● Work instructions
Among the entries below, how many lines hold the word "provhantering"? Reply with the number only.

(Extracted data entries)

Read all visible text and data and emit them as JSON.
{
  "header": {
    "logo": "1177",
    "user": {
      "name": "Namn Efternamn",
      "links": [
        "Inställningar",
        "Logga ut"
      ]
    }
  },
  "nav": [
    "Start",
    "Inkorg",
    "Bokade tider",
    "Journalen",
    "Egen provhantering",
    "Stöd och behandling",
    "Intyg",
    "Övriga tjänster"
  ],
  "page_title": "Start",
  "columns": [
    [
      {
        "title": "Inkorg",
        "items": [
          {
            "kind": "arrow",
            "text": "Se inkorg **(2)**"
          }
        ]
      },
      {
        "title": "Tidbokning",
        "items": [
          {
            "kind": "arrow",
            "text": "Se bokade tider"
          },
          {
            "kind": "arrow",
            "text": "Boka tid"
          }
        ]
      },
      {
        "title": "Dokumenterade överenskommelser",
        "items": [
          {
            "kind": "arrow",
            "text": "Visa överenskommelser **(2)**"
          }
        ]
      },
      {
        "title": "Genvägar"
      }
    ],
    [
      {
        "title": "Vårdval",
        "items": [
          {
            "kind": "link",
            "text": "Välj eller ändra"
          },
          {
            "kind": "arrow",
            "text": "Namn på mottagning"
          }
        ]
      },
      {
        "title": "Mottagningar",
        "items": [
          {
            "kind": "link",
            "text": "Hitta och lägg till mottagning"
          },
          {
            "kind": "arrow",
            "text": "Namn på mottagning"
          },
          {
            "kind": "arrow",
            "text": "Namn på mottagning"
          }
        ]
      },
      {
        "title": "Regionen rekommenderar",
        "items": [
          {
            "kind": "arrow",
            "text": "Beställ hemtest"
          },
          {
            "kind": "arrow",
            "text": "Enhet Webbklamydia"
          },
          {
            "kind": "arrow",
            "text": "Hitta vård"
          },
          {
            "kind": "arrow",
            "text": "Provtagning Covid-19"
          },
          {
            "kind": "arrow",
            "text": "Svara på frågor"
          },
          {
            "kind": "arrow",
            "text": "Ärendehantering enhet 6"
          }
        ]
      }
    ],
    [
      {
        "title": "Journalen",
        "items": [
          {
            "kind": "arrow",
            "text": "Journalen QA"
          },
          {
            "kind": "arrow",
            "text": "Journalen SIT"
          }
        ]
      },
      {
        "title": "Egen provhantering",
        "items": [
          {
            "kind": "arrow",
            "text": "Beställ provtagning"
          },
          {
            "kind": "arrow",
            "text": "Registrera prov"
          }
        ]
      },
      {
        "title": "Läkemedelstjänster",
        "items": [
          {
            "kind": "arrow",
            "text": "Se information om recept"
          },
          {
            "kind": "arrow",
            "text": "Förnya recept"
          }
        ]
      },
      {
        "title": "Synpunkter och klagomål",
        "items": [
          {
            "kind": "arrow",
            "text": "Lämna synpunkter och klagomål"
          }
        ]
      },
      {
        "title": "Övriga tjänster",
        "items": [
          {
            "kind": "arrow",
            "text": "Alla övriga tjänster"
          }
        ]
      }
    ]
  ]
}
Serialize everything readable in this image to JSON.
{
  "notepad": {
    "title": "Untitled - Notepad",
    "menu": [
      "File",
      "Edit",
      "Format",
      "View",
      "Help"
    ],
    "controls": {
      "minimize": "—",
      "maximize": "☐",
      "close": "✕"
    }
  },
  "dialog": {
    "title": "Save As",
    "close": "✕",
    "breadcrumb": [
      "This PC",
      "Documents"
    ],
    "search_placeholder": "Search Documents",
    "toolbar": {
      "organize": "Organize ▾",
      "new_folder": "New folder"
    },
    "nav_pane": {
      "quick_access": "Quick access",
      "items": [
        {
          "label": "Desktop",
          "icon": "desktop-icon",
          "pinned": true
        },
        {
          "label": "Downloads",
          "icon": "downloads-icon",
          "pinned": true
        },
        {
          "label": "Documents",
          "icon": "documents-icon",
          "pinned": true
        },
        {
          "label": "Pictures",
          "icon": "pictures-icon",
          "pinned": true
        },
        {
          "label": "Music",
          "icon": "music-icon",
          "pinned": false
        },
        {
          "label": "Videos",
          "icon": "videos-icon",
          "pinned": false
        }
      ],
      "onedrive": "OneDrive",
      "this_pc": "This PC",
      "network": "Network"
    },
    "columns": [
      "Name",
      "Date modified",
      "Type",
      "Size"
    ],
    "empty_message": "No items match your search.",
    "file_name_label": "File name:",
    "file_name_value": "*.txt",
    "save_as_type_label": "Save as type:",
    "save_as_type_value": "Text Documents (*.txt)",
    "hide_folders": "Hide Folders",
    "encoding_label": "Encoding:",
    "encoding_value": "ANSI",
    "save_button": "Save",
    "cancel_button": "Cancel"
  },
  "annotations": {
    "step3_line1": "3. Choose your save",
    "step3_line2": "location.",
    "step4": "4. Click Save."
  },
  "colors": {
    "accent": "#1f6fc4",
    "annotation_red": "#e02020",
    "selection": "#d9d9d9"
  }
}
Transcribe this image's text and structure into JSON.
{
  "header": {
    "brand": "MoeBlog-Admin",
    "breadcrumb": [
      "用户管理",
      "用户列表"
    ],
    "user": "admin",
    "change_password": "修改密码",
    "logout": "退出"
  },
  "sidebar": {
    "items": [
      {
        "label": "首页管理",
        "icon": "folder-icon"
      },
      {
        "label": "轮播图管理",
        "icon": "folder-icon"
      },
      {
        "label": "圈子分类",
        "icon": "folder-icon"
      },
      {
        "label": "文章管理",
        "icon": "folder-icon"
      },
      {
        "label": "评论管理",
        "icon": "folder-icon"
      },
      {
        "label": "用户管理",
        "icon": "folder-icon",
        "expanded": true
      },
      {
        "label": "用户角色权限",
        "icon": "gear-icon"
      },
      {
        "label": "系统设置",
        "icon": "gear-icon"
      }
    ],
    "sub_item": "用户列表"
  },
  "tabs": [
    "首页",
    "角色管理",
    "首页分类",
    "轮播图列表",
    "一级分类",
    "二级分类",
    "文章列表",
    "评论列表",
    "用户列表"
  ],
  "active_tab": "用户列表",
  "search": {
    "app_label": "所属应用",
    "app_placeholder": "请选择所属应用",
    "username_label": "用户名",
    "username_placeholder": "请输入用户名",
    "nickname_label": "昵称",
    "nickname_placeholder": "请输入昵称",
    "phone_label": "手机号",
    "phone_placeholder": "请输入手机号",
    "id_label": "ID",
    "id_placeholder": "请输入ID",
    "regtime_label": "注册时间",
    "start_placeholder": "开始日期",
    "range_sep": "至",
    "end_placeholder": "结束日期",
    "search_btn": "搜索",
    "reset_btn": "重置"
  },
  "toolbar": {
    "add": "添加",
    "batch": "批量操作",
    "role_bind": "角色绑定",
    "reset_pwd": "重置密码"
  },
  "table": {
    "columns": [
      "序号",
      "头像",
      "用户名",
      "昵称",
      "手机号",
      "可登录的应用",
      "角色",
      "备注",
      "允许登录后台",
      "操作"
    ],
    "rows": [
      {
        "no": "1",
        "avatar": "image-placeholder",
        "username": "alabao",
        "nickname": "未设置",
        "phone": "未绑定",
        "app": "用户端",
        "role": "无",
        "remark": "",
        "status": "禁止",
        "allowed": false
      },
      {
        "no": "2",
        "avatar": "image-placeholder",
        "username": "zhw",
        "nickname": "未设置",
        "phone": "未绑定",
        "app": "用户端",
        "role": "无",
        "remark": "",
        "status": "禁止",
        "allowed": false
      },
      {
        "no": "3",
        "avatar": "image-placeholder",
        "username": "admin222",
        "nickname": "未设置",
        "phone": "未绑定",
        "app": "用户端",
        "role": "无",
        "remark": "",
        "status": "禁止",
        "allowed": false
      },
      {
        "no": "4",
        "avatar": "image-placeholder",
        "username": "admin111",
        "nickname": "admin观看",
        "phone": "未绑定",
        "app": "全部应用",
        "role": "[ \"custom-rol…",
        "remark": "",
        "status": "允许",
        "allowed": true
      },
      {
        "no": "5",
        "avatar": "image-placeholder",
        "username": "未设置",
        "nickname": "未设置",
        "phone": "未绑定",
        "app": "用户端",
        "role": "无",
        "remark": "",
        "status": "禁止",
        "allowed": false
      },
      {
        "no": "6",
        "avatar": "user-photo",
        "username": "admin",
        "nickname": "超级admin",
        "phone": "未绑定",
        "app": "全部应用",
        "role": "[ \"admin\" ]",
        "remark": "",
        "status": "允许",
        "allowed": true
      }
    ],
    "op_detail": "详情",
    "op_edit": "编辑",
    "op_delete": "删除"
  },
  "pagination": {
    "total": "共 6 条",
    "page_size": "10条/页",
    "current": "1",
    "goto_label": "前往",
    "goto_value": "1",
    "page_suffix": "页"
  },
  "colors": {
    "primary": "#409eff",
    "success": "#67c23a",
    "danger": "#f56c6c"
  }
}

● Task answer
2